(Stored dataset items)

· · · · · · ·

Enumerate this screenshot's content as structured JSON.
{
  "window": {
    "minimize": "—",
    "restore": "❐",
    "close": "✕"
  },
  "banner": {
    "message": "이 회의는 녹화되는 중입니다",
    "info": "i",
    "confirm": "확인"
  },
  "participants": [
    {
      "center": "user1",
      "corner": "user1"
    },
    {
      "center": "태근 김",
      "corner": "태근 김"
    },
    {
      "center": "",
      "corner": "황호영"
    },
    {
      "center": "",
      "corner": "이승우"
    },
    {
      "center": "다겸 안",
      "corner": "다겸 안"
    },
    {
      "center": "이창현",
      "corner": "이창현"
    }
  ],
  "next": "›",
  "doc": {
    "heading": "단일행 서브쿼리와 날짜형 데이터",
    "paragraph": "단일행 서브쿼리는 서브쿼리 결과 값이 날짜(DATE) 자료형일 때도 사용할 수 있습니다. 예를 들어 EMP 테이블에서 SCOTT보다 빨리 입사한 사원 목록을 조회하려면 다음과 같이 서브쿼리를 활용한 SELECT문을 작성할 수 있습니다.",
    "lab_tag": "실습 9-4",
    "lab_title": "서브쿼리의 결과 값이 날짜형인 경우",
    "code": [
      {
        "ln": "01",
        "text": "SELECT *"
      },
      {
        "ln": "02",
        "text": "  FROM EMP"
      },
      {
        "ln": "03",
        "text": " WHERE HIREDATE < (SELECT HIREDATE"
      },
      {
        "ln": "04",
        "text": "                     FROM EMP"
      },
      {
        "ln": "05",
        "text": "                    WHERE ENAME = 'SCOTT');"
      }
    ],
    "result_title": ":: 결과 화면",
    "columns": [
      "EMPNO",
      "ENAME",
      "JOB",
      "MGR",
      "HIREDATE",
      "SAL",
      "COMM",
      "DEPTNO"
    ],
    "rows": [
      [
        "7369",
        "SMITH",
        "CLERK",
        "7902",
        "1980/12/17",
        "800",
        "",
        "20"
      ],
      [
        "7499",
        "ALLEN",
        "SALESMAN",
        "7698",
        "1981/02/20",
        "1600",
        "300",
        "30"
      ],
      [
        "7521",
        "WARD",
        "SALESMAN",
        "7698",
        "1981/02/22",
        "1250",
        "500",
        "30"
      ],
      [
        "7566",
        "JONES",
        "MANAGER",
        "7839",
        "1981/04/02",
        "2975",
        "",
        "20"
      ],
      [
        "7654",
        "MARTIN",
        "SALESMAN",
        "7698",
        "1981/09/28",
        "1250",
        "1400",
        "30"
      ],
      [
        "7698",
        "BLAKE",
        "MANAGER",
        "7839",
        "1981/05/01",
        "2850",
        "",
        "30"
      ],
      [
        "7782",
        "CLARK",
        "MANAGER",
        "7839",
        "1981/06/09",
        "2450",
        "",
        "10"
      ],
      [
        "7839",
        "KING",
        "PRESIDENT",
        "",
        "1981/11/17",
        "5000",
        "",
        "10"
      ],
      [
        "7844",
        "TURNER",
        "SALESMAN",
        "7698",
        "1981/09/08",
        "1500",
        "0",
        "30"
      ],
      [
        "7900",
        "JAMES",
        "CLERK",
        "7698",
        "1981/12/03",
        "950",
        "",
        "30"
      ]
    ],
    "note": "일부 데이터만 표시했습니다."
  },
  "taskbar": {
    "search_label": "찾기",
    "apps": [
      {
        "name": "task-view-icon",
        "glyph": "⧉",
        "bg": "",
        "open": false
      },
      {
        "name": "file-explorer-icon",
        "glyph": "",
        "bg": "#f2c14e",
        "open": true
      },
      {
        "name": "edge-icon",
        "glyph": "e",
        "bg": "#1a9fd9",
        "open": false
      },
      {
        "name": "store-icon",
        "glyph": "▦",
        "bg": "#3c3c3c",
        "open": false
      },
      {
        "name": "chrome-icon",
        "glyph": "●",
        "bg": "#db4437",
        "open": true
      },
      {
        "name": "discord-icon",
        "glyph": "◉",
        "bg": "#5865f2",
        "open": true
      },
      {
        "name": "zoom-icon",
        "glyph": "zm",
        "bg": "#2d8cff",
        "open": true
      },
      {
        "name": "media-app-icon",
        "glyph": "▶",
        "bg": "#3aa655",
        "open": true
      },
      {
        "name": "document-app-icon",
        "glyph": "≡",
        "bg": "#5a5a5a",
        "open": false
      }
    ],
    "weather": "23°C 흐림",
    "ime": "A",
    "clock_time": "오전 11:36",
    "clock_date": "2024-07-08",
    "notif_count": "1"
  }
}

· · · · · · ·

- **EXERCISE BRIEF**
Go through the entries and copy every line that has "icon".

- **SOLVED PROBLEM**
        "name": "task-view-icon",
        "name": "file-explorer-icon",
        "name": "edge-icon",
        "name": "store-icon",
        "name": "chrome-icon",
        "name": "discord-icon",
        "name": "zoom-icon",
        "name": "media-app-icon",
        "name": "document-app-icon",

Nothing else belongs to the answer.